Published:  18 January, 2007

You will hear the cheer from Paris in London.'
So said Pernod Ricard's joint MD Richard Burrows only a month ago on the possibility of Diageo not taking up an option to buy most of Montana, New Zealand's biggest wine producer, from the French group. At the time, Diageo was duly diligent, and Pernod Ricard expected the world's biggest drinks group to pay about 320m, excluding the Corban's, Stoneleigh and Church Road brands.

Now Paul Walsh, Diageo's chief executive, has turned down the option to buy Montana, which he extracted from the French group as part of the price for Diageo staying on the sidelines in Pernod's $7.4bn break-up of Allied Domecq.

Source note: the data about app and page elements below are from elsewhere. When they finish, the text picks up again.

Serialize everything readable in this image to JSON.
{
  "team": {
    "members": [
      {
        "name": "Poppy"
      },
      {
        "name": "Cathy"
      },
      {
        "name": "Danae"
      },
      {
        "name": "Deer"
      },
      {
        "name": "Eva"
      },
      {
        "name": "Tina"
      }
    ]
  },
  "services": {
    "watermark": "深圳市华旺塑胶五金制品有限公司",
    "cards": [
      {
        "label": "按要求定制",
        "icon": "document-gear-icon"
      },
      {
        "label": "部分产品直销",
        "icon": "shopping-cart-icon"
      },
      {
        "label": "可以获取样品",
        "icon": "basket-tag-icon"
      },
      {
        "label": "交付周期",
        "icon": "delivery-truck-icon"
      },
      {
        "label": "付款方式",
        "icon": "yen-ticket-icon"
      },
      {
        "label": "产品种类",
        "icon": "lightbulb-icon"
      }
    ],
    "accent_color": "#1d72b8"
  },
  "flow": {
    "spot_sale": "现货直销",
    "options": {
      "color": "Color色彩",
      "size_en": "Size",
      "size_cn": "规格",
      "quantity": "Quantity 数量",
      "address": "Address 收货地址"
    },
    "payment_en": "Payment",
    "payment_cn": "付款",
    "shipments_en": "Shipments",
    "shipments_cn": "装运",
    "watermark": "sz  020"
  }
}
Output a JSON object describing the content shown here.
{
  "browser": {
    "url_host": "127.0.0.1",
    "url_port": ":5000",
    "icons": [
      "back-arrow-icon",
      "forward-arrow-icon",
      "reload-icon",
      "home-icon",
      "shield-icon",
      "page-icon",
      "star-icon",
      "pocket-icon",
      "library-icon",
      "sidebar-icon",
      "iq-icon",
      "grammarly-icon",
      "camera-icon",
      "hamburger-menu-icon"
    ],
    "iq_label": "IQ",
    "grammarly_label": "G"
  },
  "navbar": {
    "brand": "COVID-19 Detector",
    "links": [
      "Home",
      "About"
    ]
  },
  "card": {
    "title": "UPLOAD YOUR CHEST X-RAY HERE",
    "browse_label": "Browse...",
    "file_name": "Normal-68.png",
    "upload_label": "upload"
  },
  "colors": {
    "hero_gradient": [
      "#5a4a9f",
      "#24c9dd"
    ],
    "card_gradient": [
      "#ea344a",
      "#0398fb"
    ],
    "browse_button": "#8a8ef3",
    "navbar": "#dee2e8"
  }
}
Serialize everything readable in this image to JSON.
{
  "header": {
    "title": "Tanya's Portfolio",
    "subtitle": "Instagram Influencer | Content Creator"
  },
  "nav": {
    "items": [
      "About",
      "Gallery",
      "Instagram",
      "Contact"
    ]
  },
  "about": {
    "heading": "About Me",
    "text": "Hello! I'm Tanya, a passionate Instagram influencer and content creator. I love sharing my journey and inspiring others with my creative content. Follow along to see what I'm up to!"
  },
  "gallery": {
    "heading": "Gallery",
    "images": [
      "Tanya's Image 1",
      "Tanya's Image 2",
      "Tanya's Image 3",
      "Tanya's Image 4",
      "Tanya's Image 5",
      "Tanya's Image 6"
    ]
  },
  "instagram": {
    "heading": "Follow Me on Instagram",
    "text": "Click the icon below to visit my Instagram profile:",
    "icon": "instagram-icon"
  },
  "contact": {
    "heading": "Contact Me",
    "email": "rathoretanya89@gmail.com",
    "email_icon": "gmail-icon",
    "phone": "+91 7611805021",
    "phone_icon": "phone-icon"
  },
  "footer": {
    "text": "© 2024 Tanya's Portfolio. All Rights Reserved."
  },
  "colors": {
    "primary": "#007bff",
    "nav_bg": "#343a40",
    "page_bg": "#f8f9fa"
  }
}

The reason given

is that the acquisition would not meet Diageo's investment criteria', implying that Montana did not provide sufficient prospects for increased export-led growth together with margin improvement'.

The French group could hardly contain its delight at Diageo's decision. Not only did it win Diageo with its first offer; also, retaining Montana puts it firmly in the No 3 spot in the world branded-wines league behind Constellation and Gallo. It will have to service an extra 300m of debt, but that had already been factored into the equation, and Pernod Ricard says it can still fund extra acquisitions should they occur. Most observers

believe that could mean a further foray into Champagne to bolster Mumm and Perrier Jout.

Walsh says Diageo recognises that wine is a growing category' and that it will add selectively especially within the premium segment'. So a big buy is not on the cards. But he is hardly a loser from the latest decision. First, there was no cost to the Montana option, and he did extract Bushmills for 200m from Pernod Ricard for staying on the Allied sidelines. The Irish malt is exactly the sort of niche, premium product Walsh wants in his armoury. Second, the stock market hardly reacted to the decision, the drift down in Diageo's shares reflecting more the muted tone of the AGM trading statement than disappointment that Walsh had turned down Montana. If it needed further convincing, it knows he is determined not to dilute shareholder returns, even as a short-term tactic.

Which leaves the question of where he is going to spend Diageo's burgeoning free cash flow. Many believe Taittinger could be a target, but that would mean further strains on the relationship with Mot Hennessy, where Diageo owns 34%. Walsh recently said his focus was on developing the further potential of the American spirits market.

Watch that space.